In your face ornate wrought iron gate. In. Your. Face.

04 March 2011

...designer labels






















Behind the scenes at the The Art Café, local establishment of the The Artist and the Tartist,  I stumbled upon a nice little bit of human interface design which, out of function and familiarity, is just another piece of the furniture, but deserves some recognition. It's a bank of switches which control the whole shop's lighting. The location of the switches means the person operating them is unable to see every light turning on in the shop, so without the obvious visual feedback, you wouldn't know which switch operates which light. With 18 buttons all told, it's quite a few to navigate in the dark. However, somebody has already sorted this out, and the switches are helpfully labelled, so anyone can grasp the controls - from a first day starter to a seasoned five-years-in-service employee.

Whether the person labelling the switches was conscious of it or not, they created the labels with information architecture as a guiding principal, using two different mediums to assist clarity of hierarchy; pen-on-paper stickers and Dymo tape.

The label created with the Dymo (nowadays called a Dymo Omega, but for the sake of this piece, I'll use the colloquial 'Dymo') acts as the category marker. Any light that lives either as an Inside Shop Light or as a Main Window Light is marked as such by living beneath the label. The pen-on-paper sticker labels the subcategory, pinpointing individual lights and also handles some instruction - there's three lights to be left on front of shop, and the user is aware.
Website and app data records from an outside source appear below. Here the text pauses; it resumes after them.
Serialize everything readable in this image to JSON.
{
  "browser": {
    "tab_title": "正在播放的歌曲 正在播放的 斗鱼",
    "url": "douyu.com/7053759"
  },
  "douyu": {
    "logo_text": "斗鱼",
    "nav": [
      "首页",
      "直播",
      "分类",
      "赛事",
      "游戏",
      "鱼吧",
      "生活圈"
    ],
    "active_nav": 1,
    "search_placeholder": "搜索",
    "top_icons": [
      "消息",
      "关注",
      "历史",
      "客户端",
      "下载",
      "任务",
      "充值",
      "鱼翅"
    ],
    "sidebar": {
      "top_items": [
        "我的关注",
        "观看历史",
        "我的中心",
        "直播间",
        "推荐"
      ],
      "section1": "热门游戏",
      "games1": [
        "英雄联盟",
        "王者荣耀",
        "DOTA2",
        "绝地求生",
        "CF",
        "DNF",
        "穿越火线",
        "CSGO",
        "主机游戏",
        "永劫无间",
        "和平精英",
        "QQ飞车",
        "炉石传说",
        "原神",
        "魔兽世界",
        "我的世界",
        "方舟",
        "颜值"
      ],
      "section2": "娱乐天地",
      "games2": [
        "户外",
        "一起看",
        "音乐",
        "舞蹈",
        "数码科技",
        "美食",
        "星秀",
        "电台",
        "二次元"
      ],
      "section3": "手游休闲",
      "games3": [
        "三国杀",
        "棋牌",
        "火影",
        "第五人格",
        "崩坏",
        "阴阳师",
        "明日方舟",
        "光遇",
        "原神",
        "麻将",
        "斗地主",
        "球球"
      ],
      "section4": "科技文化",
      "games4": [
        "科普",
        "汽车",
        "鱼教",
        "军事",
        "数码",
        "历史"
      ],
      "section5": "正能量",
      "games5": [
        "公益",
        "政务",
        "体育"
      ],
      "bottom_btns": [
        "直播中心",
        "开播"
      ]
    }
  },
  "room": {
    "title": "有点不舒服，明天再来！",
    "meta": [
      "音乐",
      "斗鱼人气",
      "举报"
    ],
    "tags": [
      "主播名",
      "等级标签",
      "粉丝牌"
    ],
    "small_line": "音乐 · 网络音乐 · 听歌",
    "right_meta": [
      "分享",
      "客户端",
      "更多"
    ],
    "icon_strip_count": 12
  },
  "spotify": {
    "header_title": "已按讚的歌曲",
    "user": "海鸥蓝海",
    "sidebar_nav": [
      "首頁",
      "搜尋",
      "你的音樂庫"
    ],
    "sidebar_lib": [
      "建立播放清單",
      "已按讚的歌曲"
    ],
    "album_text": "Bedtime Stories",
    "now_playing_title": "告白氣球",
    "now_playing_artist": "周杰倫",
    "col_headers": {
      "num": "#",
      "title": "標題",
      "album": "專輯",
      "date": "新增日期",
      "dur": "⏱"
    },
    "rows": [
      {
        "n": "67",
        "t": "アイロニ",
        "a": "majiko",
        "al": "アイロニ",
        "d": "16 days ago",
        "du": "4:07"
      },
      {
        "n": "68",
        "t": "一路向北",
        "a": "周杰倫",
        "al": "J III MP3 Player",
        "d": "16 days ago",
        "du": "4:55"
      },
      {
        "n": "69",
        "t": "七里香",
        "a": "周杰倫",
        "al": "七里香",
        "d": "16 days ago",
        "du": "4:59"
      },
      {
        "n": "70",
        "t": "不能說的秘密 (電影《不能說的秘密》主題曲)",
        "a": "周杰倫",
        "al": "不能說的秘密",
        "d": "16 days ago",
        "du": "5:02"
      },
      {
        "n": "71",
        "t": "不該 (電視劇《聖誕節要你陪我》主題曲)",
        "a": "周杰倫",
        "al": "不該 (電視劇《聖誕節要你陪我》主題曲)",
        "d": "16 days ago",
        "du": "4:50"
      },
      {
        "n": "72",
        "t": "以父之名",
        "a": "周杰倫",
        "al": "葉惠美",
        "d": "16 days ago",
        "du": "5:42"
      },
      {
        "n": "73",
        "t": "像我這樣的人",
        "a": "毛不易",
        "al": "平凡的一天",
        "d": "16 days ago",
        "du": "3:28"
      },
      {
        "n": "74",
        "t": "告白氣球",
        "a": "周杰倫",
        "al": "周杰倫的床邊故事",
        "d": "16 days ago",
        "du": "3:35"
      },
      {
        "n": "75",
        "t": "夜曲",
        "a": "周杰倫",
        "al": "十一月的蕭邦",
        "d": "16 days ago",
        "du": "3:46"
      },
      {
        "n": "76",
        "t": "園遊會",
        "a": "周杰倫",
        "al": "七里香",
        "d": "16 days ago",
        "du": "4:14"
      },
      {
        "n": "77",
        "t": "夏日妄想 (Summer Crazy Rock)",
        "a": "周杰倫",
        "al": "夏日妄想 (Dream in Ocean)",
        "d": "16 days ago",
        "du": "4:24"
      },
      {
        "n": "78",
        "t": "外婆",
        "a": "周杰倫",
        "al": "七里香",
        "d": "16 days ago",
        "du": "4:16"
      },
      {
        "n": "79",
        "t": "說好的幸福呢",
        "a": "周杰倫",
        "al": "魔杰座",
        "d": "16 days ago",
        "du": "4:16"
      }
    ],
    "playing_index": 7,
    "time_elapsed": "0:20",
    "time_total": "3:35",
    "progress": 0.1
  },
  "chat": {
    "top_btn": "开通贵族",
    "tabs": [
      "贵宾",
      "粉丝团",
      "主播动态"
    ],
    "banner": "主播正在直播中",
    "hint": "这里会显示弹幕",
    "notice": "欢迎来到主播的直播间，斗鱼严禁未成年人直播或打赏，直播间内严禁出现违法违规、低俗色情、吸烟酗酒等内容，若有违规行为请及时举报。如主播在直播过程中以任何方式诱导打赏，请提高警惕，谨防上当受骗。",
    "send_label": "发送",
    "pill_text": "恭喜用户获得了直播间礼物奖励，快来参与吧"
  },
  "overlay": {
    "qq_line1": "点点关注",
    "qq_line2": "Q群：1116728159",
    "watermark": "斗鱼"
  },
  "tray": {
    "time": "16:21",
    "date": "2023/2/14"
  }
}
I could see that these labels had been there a while, and personally knowing some of the premises history (from clothes shop, to book shop, to present day Art Cafe) my educated guess puts the labelling at one or two decades old, or quite possibly more. So the system - time proves - works, and Design is the catalyst. I propose this is in large part down to the Dymo.

There's something special about this traditional label maker, the way it permanently embosses information onto the self adhesive plastic. It empowers the user to create whatever naming label, cataloguing tag or pithy message they desire. But maybe more interestingly, it's a device which asks the user to think in order to operate it. You think about using the intuitive controls. You think about what words to create. But the crux of the process is you think about getting it right. There's no backspace or correction fluid to amend a mistake. You could use scissors to cut and paste erroneous letters, but that defeats the object of its purpose - to make labelling a breeze. Instead, you have to sit there and consider the purpose of the label you're about to create. Let's head to a domestic setting.

Christopher Walken is at his kitchen table, in his shorts, with a glass of lemonade and a Dymo:

"Okay, I need to label this Jar of flower - NO, i mean Flour. Must get that right. Let's see, what flour is it ... It's white flour, not wholemeal. But I NEVER use wholemeal and I'm the only person who bakes in this goddamn house. But I do often use Self-raising Flour. You know what, I'll be helping myself out if this jar's labelled Plain Flower - no wait - Flour ... Gosh! Must get that right. One shot, Christopher. ONE shot".

Christopher Walken is presented a task to perform with the very real possibility of making a mistake. If it's within his control and in his own interest to not make that mistake, he will take caution in his actions. He will work out the most appropriate solution to the task at hand. In this case, by knowing the advantages and pitfalls of using a Dymo and by figuring out the best semantics for his label, he'll create a useful item which will improve his environment. In short, Christopher Walken will design.

Whether used by a kid to name their text books, a DIY enthusiast to label her tins, a dad marking his flask (people STILL do this), or even the world's third favourite character actor making baking easier, the Dymo is a tool of design for everybody. An advocate of clarity and a positive, problem solving machine which makes people engage in creative thought. And for that, I salute it. And so does Chris (I get to call him that).